== INPUT RECORDS ==
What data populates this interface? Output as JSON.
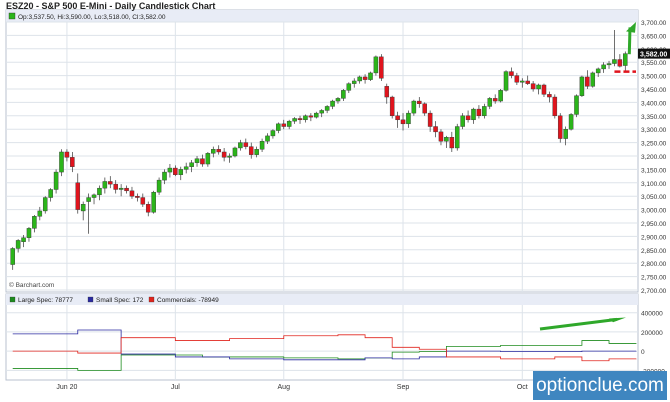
{
  "header": {
    "title": "ESZ20 - S&P 500 E-Mini - Daily Candlestick Chart"
  },
  "brand": {
    "watermark": "optionclue.com"
  },
  "colors": {
    "up": "#2bb51a",
    "down": "#e0141d",
    "grid": "#dde3ea",
    "panel_header": "#e8ecf6",
    "large_spec": "#1e8c1e",
    "small_spec": "#2a2aa0",
    "commercials": "#e0241d",
    "annotation_arrow": "#2fa82a",
    "annotation_level": "#e0141d"
  },
  "chart_data": [
    {
      "type": "candlestick",
      "ohlc_legend": "Op:3,537.50, Hi:3,590.00, Lo:3,518.00, Cl:3,582.00",
      "source": "© Barchart.com",
      "last_price_label": "3,582.00",
      "ylim": [
        2700,
        3700
      ],
      "y_ticks": [
        "2,700.00",
        "2,750.00",
        "2,800.00",
        "2,850.00",
        "2,900.00",
        "2,950.00",
        "3,000.00",
        "3,050.00",
        "3,100.00",
        "3,150.00",
        "3,200.00",
        "3,250.00",
        "3,300.00",
        "3,350.00",
        "3,400.00",
        "3,450.00",
        "3,500.00",
        "3,550.00",
        "3,600.00",
        "3,650.00",
        "3,700.00"
      ],
      "x_ticks": [
        "Jun 20",
        "Jul",
        "Aug",
        "Sep",
        "Oct"
      ],
      "candles": [
        [
          2795,
          2860,
          2775,
          2855
        ],
        [
          2855,
          2890,
          2840,
          2885
        ],
        [
          2880,
          2905,
          2860,
          2895
        ],
        [
          2895,
          2935,
          2880,
          2930
        ],
        [
          2930,
          2980,
          2915,
          2975
        ],
        [
          2975,
          3010,
          2960,
          2995
        ],
        [
          2995,
          3050,
          2985,
          3045
        ],
        [
          3045,
          3080,
          3030,
          3075
        ],
        [
          3075,
          3150,
          3060,
          3140
        ],
        [
          3140,
          3225,
          3125,
          3215
        ],
        [
          3215,
          3225,
          3180,
          3195
        ],
        [
          3195,
          3215,
          3140,
          3160
        ],
        [
          3100,
          3135,
          2985,
          3000
        ],
        [
          2995,
          3030,
          2960,
          3020
        ],
        [
          3030,
          3060,
          2910,
          3045
        ],
        [
          3045,
          3060,
          3020,
          3055
        ],
        [
          3055,
          3090,
          3035,
          3080
        ],
        [
          3080,
          3120,
          3060,
          3105
        ],
        [
          3105,
          3125,
          3080,
          3095
        ],
        [
          3095,
          3110,
          3060,
          3075
        ],
        [
          3075,
          3095,
          3050,
          3080
        ],
        [
          3080,
          3090,
          3060,
          3070
        ],
        [
          3070,
          3085,
          3040,
          3050
        ],
        [
          3050,
          3060,
          3030,
          3045
        ],
        [
          3045,
          3060,
          3010,
          3020
        ],
        [
          3020,
          3030,
          2975,
          2990
        ],
        [
          2990,
          3070,
          2985,
          3065
        ],
        [
          3065,
          3120,
          3055,
          3110
        ],
        [
          3110,
          3150,
          3095,
          3140
        ],
        [
          3140,
          3170,
          3120,
          3155
        ],
        [
          3155,
          3165,
          3125,
          3130
        ],
        [
          3130,
          3160,
          3110,
          3150
        ],
        [
          3150,
          3175,
          3135,
          3160
        ],
        [
          3160,
          3185,
          3140,
          3175
        ],
        [
          3175,
          3200,
          3160,
          3190
        ],
        [
          3190,
          3205,
          3160,
          3170
        ],
        [
          3170,
          3215,
          3160,
          3210
        ],
        [
          3210,
          3235,
          3195,
          3225
        ],
        [
          3225,
          3240,
          3205,
          3215
        ],
        [
          3215,
          3230,
          3180,
          3195
        ],
        [
          3195,
          3210,
          3175,
          3200
        ],
        [
          3200,
          3235,
          3195,
          3230
        ],
        [
          3230,
          3260,
          3220,
          3250
        ],
        [
          3250,
          3265,
          3225,
          3235
        ],
        [
          3235,
          3250,
          3190,
          3205
        ],
        [
          3205,
          3235,
          3195,
          3225
        ],
        [
          3225,
          3265,
          3215,
          3255
        ],
        [
          3255,
          3285,
          3245,
          3275
        ],
        [
          3275,
          3300,
          3265,
          3295
        ],
        [
          3295,
          3325,
          3285,
          3320
        ],
        [
          3320,
          3335,
          3300,
          3310
        ],
        [
          3310,
          3335,
          3300,
          3330
        ],
        [
          3330,
          3345,
          3320,
          3340
        ],
        [
          3340,
          3350,
          3320,
          3335
        ],
        [
          3335,
          3355,
          3325,
          3350
        ],
        [
          3350,
          3360,
          3330,
          3345
        ],
        [
          3345,
          3365,
          3340,
          3360
        ],
        [
          3360,
          3375,
          3345,
          3370
        ],
        [
          3370,
          3390,
          3360,
          3385
        ],
        [
          3385,
          3410,
          3375,
          3405
        ],
        [
          3405,
          3420,
          3395,
          3415
        ],
        [
          3415,
          3450,
          3405,
          3445
        ],
        [
          3445,
          3475,
          3435,
          3470
        ],
        [
          3470,
          3490,
          3455,
          3480
        ],
        [
          3480,
          3500,
          3470,
          3495
        ],
        [
          3495,
          3505,
          3470,
          3485
        ],
        [
          3485,
          3515,
          3480,
          3510
        ],
        [
          3510,
          3575,
          3500,
          3570
        ],
        [
          3570,
          3580,
          3480,
          3490
        ],
        [
          3460,
          3470,
          3395,
          3420
        ],
        [
          3420,
          3425,
          3340,
          3350
        ],
        [
          3350,
          3365,
          3305,
          3335
        ],
        [
          3335,
          3360,
          3295,
          3320
        ],
        [
          3320,
          3370,
          3305,
          3360
        ],
        [
          3360,
          3410,
          3350,
          3405
        ],
        [
          3405,
          3420,
          3380,
          3395
        ],
        [
          3395,
          3400,
          3350,
          3360
        ],
        [
          3360,
          3370,
          3290,
          3310
        ],
        [
          3310,
          3330,
          3270,
          3290
        ],
        [
          3290,
          3300,
          3240,
          3255
        ],
        [
          3255,
          3275,
          3230,
          3270
        ],
        [
          3270,
          3290,
          3215,
          3230
        ],
        [
          3230,
          3320,
          3220,
          3310
        ],
        [
          3310,
          3360,
          3300,
          3350
        ],
        [
          3350,
          3370,
          3325,
          3335
        ],
        [
          3335,
          3380,
          3320,
          3375
        ],
        [
          3375,
          3390,
          3340,
          3350
        ],
        [
          3350,
          3395,
          3340,
          3385
        ],
        [
          3385,
          3420,
          3375,
          3415
        ],
        [
          3415,
          3430,
          3395,
          3405
        ],
        [
          3405,
          3450,
          3400,
          3445
        ],
        [
          3445,
          3520,
          3440,
          3515
        ],
        [
          3515,
          3530,
          3490,
          3500
        ],
        [
          3500,
          3510,
          3465,
          3475
        ],
        [
          3475,
          3490,
          3455,
          3480
        ],
        [
          3480,
          3500,
          3465,
          3470
        ],
        [
          3470,
          3480,
          3440,
          3450
        ],
        [
          3450,
          3470,
          3430,
          3465
        ],
        [
          3465,
          3470,
          3420,
          3430
        ],
        [
          3430,
          3440,
          3400,
          3420
        ],
        [
          3420,
          3430,
          3340,
          3350
        ],
        [
          3350,
          3360,
          3250,
          3265
        ],
        [
          3265,
          3310,
          3240,
          3300
        ],
        [
          3300,
          3360,
          3295,
          3355
        ],
        [
          3355,
          3430,
          3345,
          3425
        ],
        [
          3425,
          3500,
          3420,
          3495
        ],
        [
          3495,
          3520,
          3450,
          3460
        ],
        [
          3460,
          3515,
          3455,
          3510
        ],
        [
          3510,
          3530,
          3495,
          3525
        ],
        [
          3525,
          3550,
          3510,
          3540
        ],
        [
          3540,
          3555,
          3525,
          3545
        ],
        [
          3545,
          3670,
          3535,
          3560
        ],
        [
          3560,
          3580,
          3530,
          3535
        ],
        [
          3537.5,
          3590,
          3518,
          3582
        ]
      ],
      "annotations": {
        "up_arrow": true,
        "resistance_level": 3515
      }
    },
    {
      "type": "line",
      "title": "COT",
      "ylim": [
        -300000,
        480000
      ],
      "y_ticks": [
        "400000",
        "200000",
        "0",
        "-200000"
      ],
      "series": [
        {
          "name": "Large Spec: 78777",
          "values": [
            -180000,
            -180000,
            -180000,
            -180000,
            -180000,
            -180000,
            -180000,
            -180000,
            -180000,
            -180000,
            -180000,
            -180000,
            -200000,
            -200000,
            -200000,
            -200000,
            -200000,
            -200000,
            -200000,
            -200000,
            -40000,
            -40000,
            -40000,
            -40000,
            -40000,
            -40000,
            -40000,
            -40000,
            -40000,
            -40000,
            -40000,
            -40000,
            -40000,
            -40000,
            -40000,
            -60000,
            -60000,
            -60000,
            -60000,
            -60000,
            -60000,
            -60000,
            -60000,
            -60000,
            -60000,
            -60000,
            -60000,
            -60000,
            -60000,
            -60000,
            -70000,
            -70000,
            -70000,
            -70000,
            -70000,
            -70000,
            -70000,
            -70000,
            -70000,
            -70000,
            -80000,
            -80000,
            -80000,
            -80000,
            -80000,
            -70000,
            -70000,
            -70000,
            -70000,
            -70000,
            -10000,
            -10000,
            -10000,
            -10000,
            -10000,
            -5000,
            -5000,
            -5000,
            -5000,
            -5000,
            50000,
            50000,
            50000,
            50000,
            50000,
            50000,
            50000,
            50000,
            50000,
            50000,
            60000,
            60000,
            60000,
            60000,
            60000,
            60000,
            60000,
            60000,
            60000,
            60000,
            60000,
            60000,
            60000,
            60000,
            60000,
            110000,
            110000,
            110000,
            110000,
            110000,
            80000,
            80000,
            80000,
            80000,
            80000,
            78777
          ]
        },
        {
          "name": "Small Spec: 172",
          "values": [
            180000,
            180000,
            180000,
            180000,
            180000,
            180000,
            180000,
            180000,
            180000,
            180000,
            180000,
            180000,
            220000,
            220000,
            220000,
            220000,
            220000,
            220000,
            220000,
            220000,
            -30000,
            -30000,
            -30000,
            -30000,
            -30000,
            -30000,
            -30000,
            -30000,
            -30000,
            -30000,
            -60000,
            -60000,
            -60000,
            -60000,
            -60000,
            -60000,
            -60000,
            -60000,
            -60000,
            -60000,
            -80000,
            -80000,
            -80000,
            -80000,
            -80000,
            -80000,
            -80000,
            -80000,
            -80000,
            -80000,
            -90000,
            -90000,
            -90000,
            -90000,
            -90000,
            -90000,
            -90000,
            -90000,
            -90000,
            -90000,
            -90000,
            -90000,
            -90000,
            -90000,
            -90000,
            -70000,
            -70000,
            -70000,
            -70000,
            -70000,
            -80000,
            -80000,
            -80000,
            -80000,
            -80000,
            -60000,
            -60000,
            -60000,
            -60000,
            -60000,
            0,
            0,
            0,
            0,
            0,
            0,
            0,
            0,
            0,
            0,
            -5000,
            -5000,
            -5000,
            -5000,
            -5000,
            -5000,
            -5000,
            -5000,
            -5000,
            -5000,
            -5000,
            -5000,
            -5000,
            -5000,
            -5000,
            0,
            0,
            0,
            0,
            0,
            0,
            0,
            0,
            0,
            0,
            172
          ]
        },
        {
          "name": "Commercials: -78949",
          "values": [
            0,
            0,
            0,
            0,
            0,
            0,
            0,
            0,
            0,
            0,
            0,
            0,
            -20000,
            -20000,
            -20000,
            -20000,
            -20000,
            -20000,
            -20000,
            -20000,
            140000,
            140000,
            140000,
            140000,
            140000,
            140000,
            140000,
            140000,
            140000,
            140000,
            110000,
            110000,
            110000,
            110000,
            110000,
            110000,
            110000,
            110000,
            110000,
            110000,
            130000,
            130000,
            130000,
            130000,
            130000,
            130000,
            130000,
            130000,
            130000,
            130000,
            160000,
            160000,
            160000,
            160000,
            160000,
            160000,
            160000,
            160000,
            160000,
            160000,
            170000,
            170000,
            170000,
            170000,
            170000,
            140000,
            140000,
            140000,
            140000,
            140000,
            40000,
            40000,
            40000,
            40000,
            40000,
            20000,
            20000,
            20000,
            20000,
            20000,
            -60000,
            -60000,
            -60000,
            -60000,
            -60000,
            -60000,
            -60000,
            -60000,
            -60000,
            -60000,
            -80000,
            -80000,
            -80000,
            -80000,
            -80000,
            -80000,
            -80000,
            -80000,
            -80000,
            -80000,
            -60000,
            -60000,
            -60000,
            -60000,
            -60000,
            -100000,
            -100000,
            -100000,
            -100000,
            -100000,
            -80000,
            -80000,
            -80000,
            -80000,
            -80000,
            -78949
          ]
        }
      ]
    }
  ]
}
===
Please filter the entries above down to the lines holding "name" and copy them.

COMPLETED EXERCISE ::
          "name": "Large Spec: 78777",
          "name": "Small Spec: 172",
          "name": "Commercials: -78949",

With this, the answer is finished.